2012-09-13 23:18:45.270243+00 by Dan Lyke 4 comments

On some social media thingie I read a comment about how a recent up-and-coming cool toy spawned from yet another project management development effort, kinda the way that Blogger sprang from Pyra's efforts.

And it got me thinking. I'm currently using Astrid as a to-do list manager, and am not in love. Sure, I like the fact that, with Locale it's got geographically enabled items, so that the phone can remind me when I'm near Trader Joe's that the disaster kit needs restocking with those Indian food MREs, and it's got lists, and indenting of a sort, but...

What I'd really like out of a to-do list is something that...

  • understands dependency. Probably as more complex than hierarchy.
  • can turn those dependencies into templates.
  • lets me group high-order tasks into the day's todo (ie: today's a workshop day, or a house day, or a work day, or I'm in the grocery store right now, show me my lists for those).

What are you using for list and project management?

[ related topics: Food Journalism and Media Work, productivity and environment Real Estate ]

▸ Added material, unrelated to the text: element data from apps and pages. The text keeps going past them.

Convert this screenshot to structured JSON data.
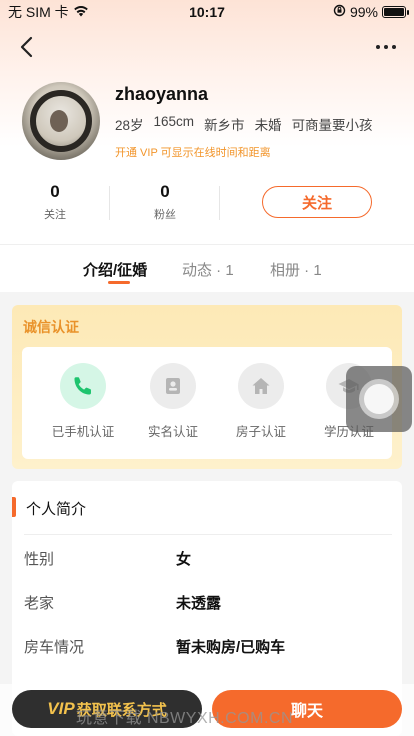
{
  "status_bar": {
    "carrier": "无 SIM 卡",
    "time": "10:17",
    "battery": "99%",
    "battery_level": 0.99
  },
  "profile": {
    "name": "zhaoyanna",
    "meta": [
      "28岁",
      "165cm",
      "新乡市",
      "未婚",
      "可商量要小孩"
    ],
    "vip_tip": "开通 VIP 可显示在线时间和距离"
  },
  "stats": [
    {
      "value": "0",
      "label": "关注"
    },
    {
      "value": "0",
      "label": "粉丝"
    }
  ],
  "follow_button": "关注",
  "tabs": [
    {
      "label": "介绍/征婚"
    },
    {
      "label": "动态 · 1"
    },
    {
      "label": "相册 · 1"
    }
  ],
  "certification": {
    "title": "诚信认证",
    "items": [
      {
        "label": "已手机认证",
        "icon": "phone-icon",
        "verified": true
      },
      {
        "label": "实名认证",
        "icon": "id-card-icon",
        "verified": false
      },
      {
        "label": "房子认证",
        "icon": "house-icon",
        "verified": false
      },
      {
        "label": "学历认证",
        "icon": "graduation-cap-icon",
        "verified": false
      }
    ]
  },
  "intro": {
    "title": "个人简介",
    "rows": [
      {
        "key": "性别",
        "value": "女"
      },
      {
        "key": "老家",
        "value": "未透露"
      },
      {
        "key": "房车情况",
        "value": "暂未购房/已购车"
      }
    ]
  },
  "bottom": {
    "contact_vip": "VIP",
    "contact_label": "获取联系方式",
    "chat_label": "聊天",
    "watermark": "玩意下载 NBWYXH.COM.CN"
  },
  "colors": {
    "accent": "#f56a2c",
    "gold": "#e9922a",
    "verified_bg": "#d5f6e6"
  }
}
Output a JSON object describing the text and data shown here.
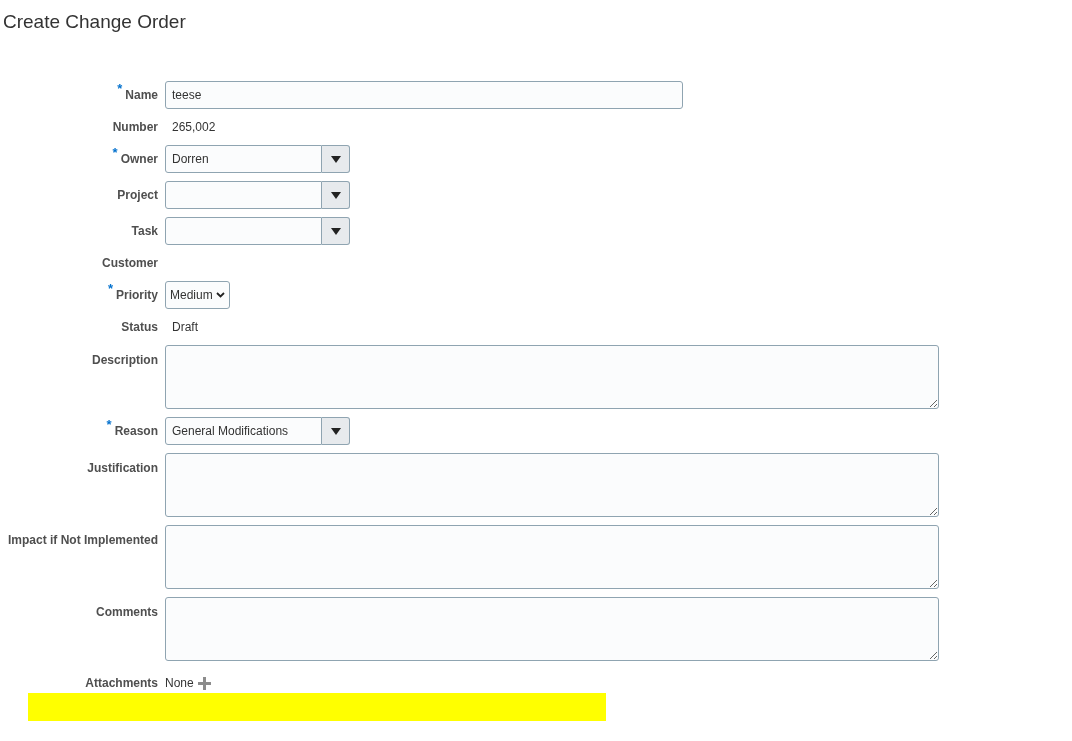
{
  "title": "Create Change Order",
  "fields": [
    {
      "kind": "text",
      "label": "Name",
      "marker": "*",
      "value": "teese"
    },
    {
      "kind": "readonly",
      "label": "Number",
      "value": "265,002"
    },
    {
      "kind": "combo",
      "label": "Owner",
      "marker": "*",
      "value": "Dorren"
    },
    {
      "kind": "combo",
      "label": "Project"
    },
    {
      "kind": "combo",
      "label": "Task"
    },
    {
      "kind": "readonly",
      "label": "Customer"
    },
    {
      "kind": "select",
      "label": "Priority",
      "marker": "*",
      "value": "Medium"
    },
    {
      "kind": "readonly",
      "label": "Status",
      "value": "Draft"
    },
    {
      "kind": "textarea",
      "label": "Description"
    },
    {
      "kind": "combo",
      "label": "Reason",
      "marker": "*",
      "value": "General Modifications"
    },
    {
      "kind": "textarea",
      "label": "Justification"
    },
    {
      "kind": "textarea",
      "label": "Impact if Not Implemented"
    },
    {
      "kind": "textarea",
      "label": "Comments"
    },
    {
      "kind": "attachments",
      "label": "Attachments",
      "value": "None"
    }
  ]
}
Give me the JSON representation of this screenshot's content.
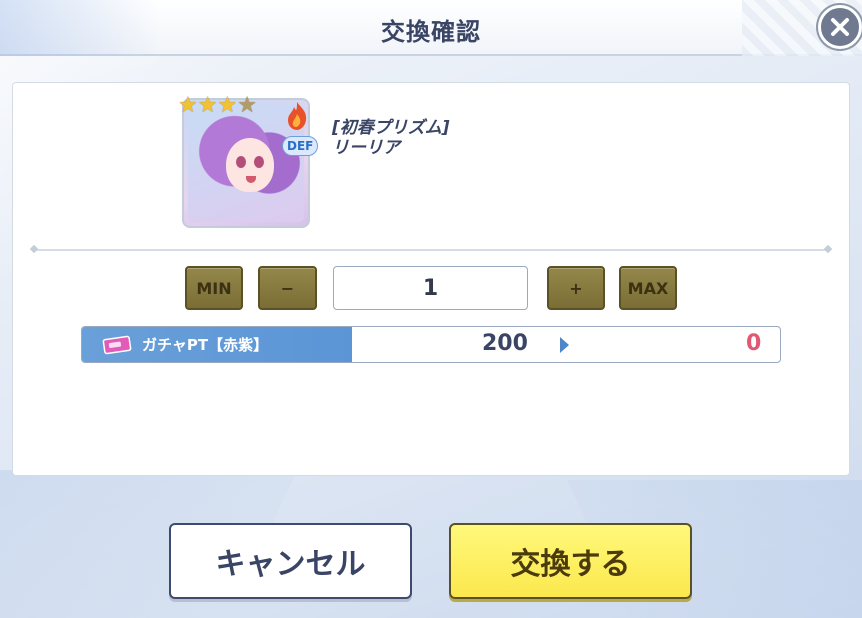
{
  "header": {
    "title": "交換確認"
  },
  "item": {
    "name_line1": "[初春プリズム]",
    "name_line2": "リーリア",
    "rarity_stars": 3,
    "rarity_max": 4,
    "attribute_badge": "DEF"
  },
  "quantity": {
    "min_label": "MIN",
    "minus_label": "−",
    "value": "1",
    "plus_label": "+",
    "max_label": "MAX"
  },
  "cost": {
    "currency_label": "ガチャPT【赤紫】",
    "current": "200",
    "after": "0"
  },
  "actions": {
    "cancel_label": "キャンセル",
    "confirm_label": "交換する"
  },
  "colors": {
    "title_text": "#3a4566",
    "step_button": "#8a7e42",
    "cost_label_bg": "#5b95d6",
    "after_value": "#e05873",
    "confirm_button": "#fbe84e"
  }
}
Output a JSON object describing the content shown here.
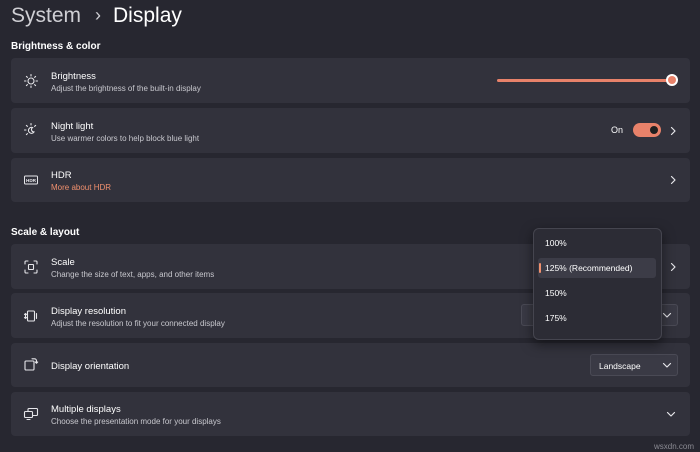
{
  "breadcrumb": {
    "root": "System",
    "separator": "›",
    "page": "Display"
  },
  "sections": {
    "brightness_color": "Brightness & color",
    "scale_layout": "Scale & layout"
  },
  "brightness": {
    "title": "Brightness",
    "desc": "Adjust the brightness of the built-in display",
    "level": 1.0
  },
  "night_light": {
    "title": "Night light",
    "desc": "Use warmer colors to help block blue light",
    "state": "On"
  },
  "hdr": {
    "title": "HDR",
    "link": "More about HDR"
  },
  "scale": {
    "title": "Scale",
    "desc": "Change the size of text, apps, and other items",
    "options": [
      "100%",
      "125% (Recommended)",
      "150%",
      "175%"
    ],
    "selected": "125% (Recommended)"
  },
  "resolution": {
    "title": "Display resolution",
    "desc": "Adjust the resolution to fit your connected display"
  },
  "orientation": {
    "title": "Display orientation",
    "value": "Landscape"
  },
  "multiple": {
    "title": "Multiple displays",
    "desc": "Choose the presentation mode for your displays"
  },
  "watermark": "wsxdn.com",
  "colors": {
    "accent": "#e8826a",
    "link": "#f0906e",
    "background": "#272730",
    "card": "#32323c"
  },
  "icons": [
    "chevron-right-icon",
    "sun-icon",
    "night-light-icon",
    "hdr-icon",
    "scale-icon",
    "resolution-icon",
    "orientation-icon",
    "multiple-displays-icon",
    "chevron-down-icon"
  ]
}
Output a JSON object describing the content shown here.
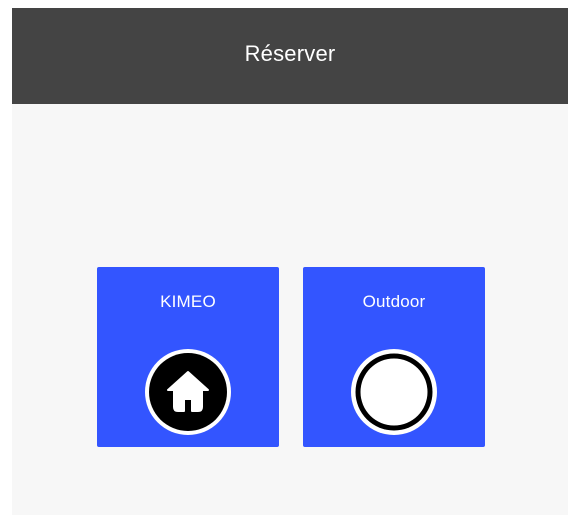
{
  "header": {
    "title": "Réserver"
  },
  "colors": {
    "header_bg": "#444444",
    "content_bg": "#f7f7f7",
    "tile_bg": "#3355ff",
    "text_light": "#ffffff",
    "icon_dark": "#000000"
  },
  "tiles": [
    {
      "label": "KIMEO",
      "icon": "home-icon"
    },
    {
      "label": "Outdoor",
      "icon": "empty-circle-icon"
    }
  ]
}
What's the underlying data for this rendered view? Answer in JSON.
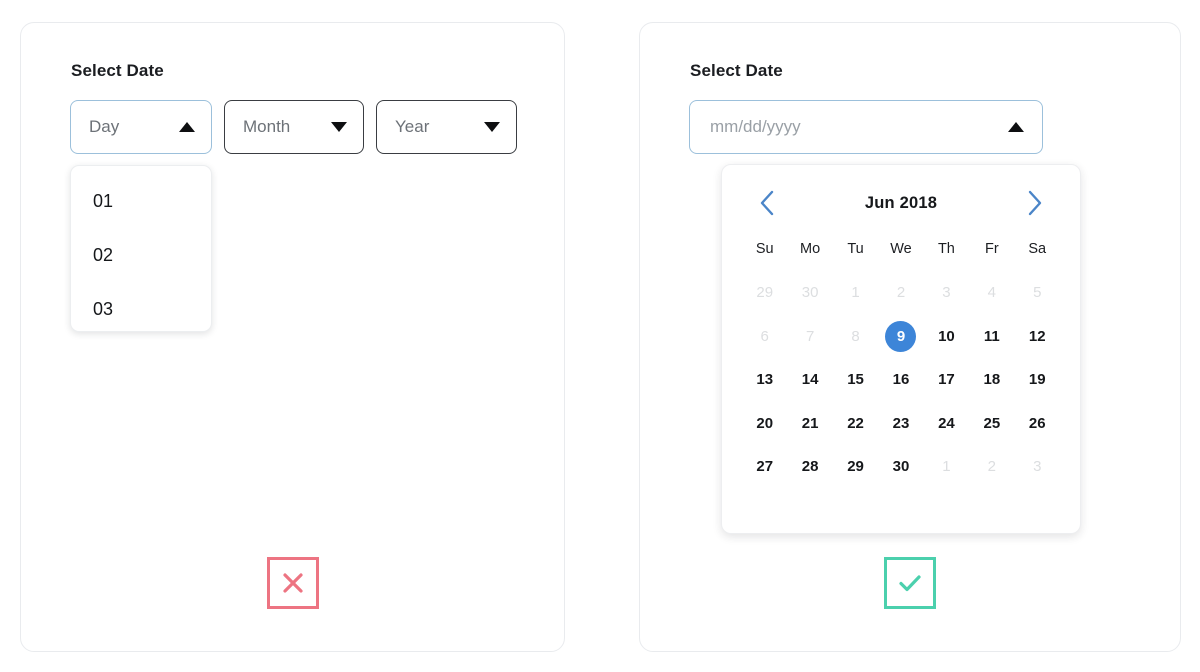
{
  "panels": {
    "bad": {
      "heading": "Select Date",
      "selects": [
        {
          "label": "Day",
          "arrow_icon": "triangle-up-icon",
          "state": "open"
        },
        {
          "label": "Month",
          "arrow_icon": "triangle-down-icon",
          "state": "closed"
        },
        {
          "label": "Year",
          "arrow_icon": "triangle-down-icon",
          "state": "closed"
        }
      ],
      "day_options": [
        "01",
        "02",
        "03"
      ],
      "verdict": {
        "icon": "cross-icon",
        "color": "#ed7482",
        "meaning": "incorrect"
      }
    },
    "good": {
      "heading": "Select Date",
      "input": {
        "placeholder": "mm/dd/yyyy",
        "value": "",
        "arrow_icon": "triangle-up-icon",
        "state": "open"
      },
      "calendar": {
        "title": "Jun 2018",
        "prev_icon": "chevron-left-icon",
        "next_icon": "chevron-right-icon",
        "weekdays": [
          "Su",
          "Mo",
          "Tu",
          "We",
          "Th",
          "Fr",
          "Sa"
        ],
        "selected_day": 9,
        "accent_color": "#3d85d8",
        "weeks": [
          [
            {
              "label": "29",
              "muted": true
            },
            {
              "label": "30",
              "muted": true
            },
            {
              "label": "1",
              "muted": true
            },
            {
              "label": "2",
              "muted": true
            },
            {
              "label": "3",
              "muted": true
            },
            {
              "label": "4",
              "muted": true
            },
            {
              "label": "5",
              "muted": true
            }
          ],
          [
            {
              "label": "6",
              "muted": true
            },
            {
              "label": "7",
              "muted": true
            },
            {
              "label": "8",
              "muted": true
            },
            {
              "label": "9",
              "muted": false,
              "selected": true
            },
            {
              "label": "10",
              "muted": false
            },
            {
              "label": "11",
              "muted": false
            },
            {
              "label": "12",
              "muted": false
            }
          ],
          [
            {
              "label": "13",
              "muted": false
            },
            {
              "label": "14",
              "muted": false
            },
            {
              "label": "15",
              "muted": false
            },
            {
              "label": "16",
              "muted": false
            },
            {
              "label": "17",
              "muted": false
            },
            {
              "label": "18",
              "muted": false
            },
            {
              "label": "19",
              "muted": false
            }
          ],
          [
            {
              "label": "20",
              "muted": false
            },
            {
              "label": "21",
              "muted": false
            },
            {
              "label": "22",
              "muted": false
            },
            {
              "label": "23",
              "muted": false
            },
            {
              "label": "24",
              "muted": false
            },
            {
              "label": "25",
              "muted": false
            },
            {
              "label": "26",
              "muted": false
            }
          ],
          [
            {
              "label": "27",
              "muted": false
            },
            {
              "label": "28",
              "muted": false
            },
            {
              "label": "29",
              "muted": false
            },
            {
              "label": "30",
              "muted": false
            },
            {
              "label": "1",
              "muted": true
            },
            {
              "label": "2",
              "muted": true
            },
            {
              "label": "3",
              "muted": true
            }
          ]
        ]
      },
      "verdict": {
        "icon": "check-icon",
        "color": "#4bd0ad",
        "meaning": "correct"
      }
    }
  }
}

comments in ascending chronological order (reverse):

#Comment Re: made: 2012-09-13 23:40:35.968577+00 by: ebradway

I rely on my brain... with a backup of my wife complaining when I forget.

#Comment Re: made: 2012-09-14 12:22:36.142424+00 by: DaveP

I use Life Balance on my computer but no longer add anything to it at this point. It's just got all the recurring tasks that it's in charge of reminding me of. I think my major complaint is that adding items is a PITA because it wants too much information up front, rather than letting me just make a quick note now, and then come back later to categorize and fill in the blanks.

On my phone (which is where this sort of thing should really be, IMHO), I use an app titled "ShoppingList" which hasn't been updated in so long that I can't even successfully google it this morning. It's highly inadequate for task management, but better than paper notes, so if you find an answer, I'd love to hear it.

#Comment Re: made: 2012-09-14 13:04:35.900671+00 by: Larry Burton

What Eric said. That and a whiteboard in my office. However things are getting to where I have decided I need to go back to a Daytimer.

Don't get me wrong, I use Outlook and One Note to track my calendar and organize email and other electronic documents along with my smart phone but pen and paper has never let me down like the electronic PIMs have.

#Comment Re: made: 2012-09-16 03:22:20.562954+00 by: John Anderson

I use OmniFocus, in theory. In practice, the move totally disrupted my GTD feng shui and I'm currently operating out of a Moleskine, a pile of paper, and a growing sense of desperation.

The phone-based OmniFocus client supports location-awareness, although I haven't used it so I can't comment further. It also supports fairly sophisticated tagging/filtering operations (which can be saved, ala "smart folders"), so you could do your high order grouping that way.

As far as dependencies, it's pretty much straight up hierarchy. It also really doesn't have templates -- you can simulate them by copy-and-paste, but that's a poor substitute IMO.

Of, and it's also Mac/iThing only, which probably is the biggest dealbreaker...